The Spitzer Space Telescope views the universe in infrared light, which is largely blocked by the Earthís atmosphere. With Spitzer, astronomers have determined that Earth-like planets form around many, if not most of the nearby Sun-like stars in our galaxy, suggesting that the potential for life might be more common that previously thought. In looking at our own galaxy ñ the Milky Way galaxy ñ the observatory has given astronomers valuable insights by revealing where new stars are forming. In addition, the infrared eyes of Spitzer are ideal for studying distant planet forming disks, and characterizing planets beyond our Solar System.

The spaceborne Spitzer observatory comprises a 0.85-meter diameter telescope and three scientific instruments capable of performing imaging and spectroscopy in the 3-180 micron wavelength regime. Spitzer has provided more than a 100-fold increase in scientific capability over previous infrared missions. Ball Aerospace in Boulder, Colo. built Spitzerís Cryogenic Telescope Assembly, which includes the scientific instruments.

Spitzer was the fourth and final member of NASAís family of Great Observatories, which also includes the Chandra X-Ray Observatory, the Compton Gamma Ray Observatory, and the Hubble Space Telescope also built, integrated and operated by Lockheed Martin. The interaction of multiple Great Observatories coordinating observations enabled a greater science return and deeper understanding as astronomical phenomena could be imaged simultaneously over many different wavelengths. Hubble, Spitzer and Chandra remain in operation.




All of this week's top headlines to your email every Friday.


 
 

 

Headlines October 20, 2014

News: Navy grounds ‘Top Guns’ - The F/A-18s needs spare parts and in too many cases they’re being taken from brand new jets. This is a risk to national security and pilots’ lives.   Business: Boeing seeks revised schedule for U.S. aerial tanker - Boeing is revising its master schedule for developing the new U.S. Air Force...
 
 

News Briefs October 20, 2014

New military medical team to help with Ebola in U.S. Defense Secretary Chuck Hagel has ordered the military to prepare and train a 30-member medical support team that could provide short-term help to civilian health professionals if there are more Ebola cases in the United States. His spokesman, Rear Adm. John Kirby, says the team...
 
 

Dragon ‘fires up’ for flight

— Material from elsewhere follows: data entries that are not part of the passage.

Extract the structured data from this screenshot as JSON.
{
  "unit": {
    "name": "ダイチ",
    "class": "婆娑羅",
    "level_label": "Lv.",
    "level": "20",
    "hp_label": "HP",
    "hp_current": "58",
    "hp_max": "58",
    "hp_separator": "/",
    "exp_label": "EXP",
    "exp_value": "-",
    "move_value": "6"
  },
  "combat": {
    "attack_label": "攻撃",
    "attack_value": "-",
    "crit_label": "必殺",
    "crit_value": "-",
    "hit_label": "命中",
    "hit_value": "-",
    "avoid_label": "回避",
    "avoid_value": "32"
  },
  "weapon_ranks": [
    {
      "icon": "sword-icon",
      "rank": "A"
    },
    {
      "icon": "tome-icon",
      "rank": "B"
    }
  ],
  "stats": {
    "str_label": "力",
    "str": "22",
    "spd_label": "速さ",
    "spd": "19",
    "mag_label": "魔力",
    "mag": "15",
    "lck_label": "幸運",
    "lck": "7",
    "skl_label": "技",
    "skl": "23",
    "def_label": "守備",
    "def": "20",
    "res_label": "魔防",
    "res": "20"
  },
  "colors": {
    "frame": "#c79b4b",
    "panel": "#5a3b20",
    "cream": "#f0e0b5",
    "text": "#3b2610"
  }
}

The Air Force and NATO are undergoing a cooperative development effort to upgrade the avionics and cockpit displays of AWACS aircraft belonging to the 552nd Air Control Wing at Tinker Air Force Base, Okla., and the NATO E-3 Sentrys from Geilenkirchen, Germany. The Diminishing Manufacturing Sources Replacement of Avionics for Global Operations and Navigation, otherwise...
 

 
Boeing photographs

Boeing-built X-37B successfully completes third flight

Unmanned spacecraft concludes record-setting 674-day mission   Boeing photograph A third mission of the Boeing-built X-37B Orbital Test Vehicle was completed on Oct. 17, 2014, when it landed and was recovered at Vandenberg...
 
 

Boeing concludes commercial crew space act agreement for CST-100/Atlas V

Boeing has successfully completed the final milestone of its Commercial Crew Integrated Capability Space Act Agreement with NASA. The work and testing completed under the agreement resulted in significant maturation of Boeing’s crew transportation system, including the CST-100 spacecraft and Atlas V rocket. NASA in July approved the Critical Design Review Board milestone for Boeing’...
 
 

AF to release small business research solicitations

The Air Force Small Business Innovation Research and Small Business Technology Transfer program office is set to release its fiscal year 2015 list of topics Oct. 22, on the SBIR/STTR website.  Small businesses and research institutions with expertise to address the topics’ technology challenges are encouraged to submit proposals. During 2014, the Defense Department SBIR...
 




0 Comments


Be the first to comment!


Leave a Reply

Your email address will not be published. Required fields are marked *

You may use these HTML tags and attributes: <a href="" title=""> <abbr title=""> <acronym title=""> <b> <blockquote cite=""> <cite> <code> <del datetime=""> <em> <i> <q cite=""> <strike> <strong>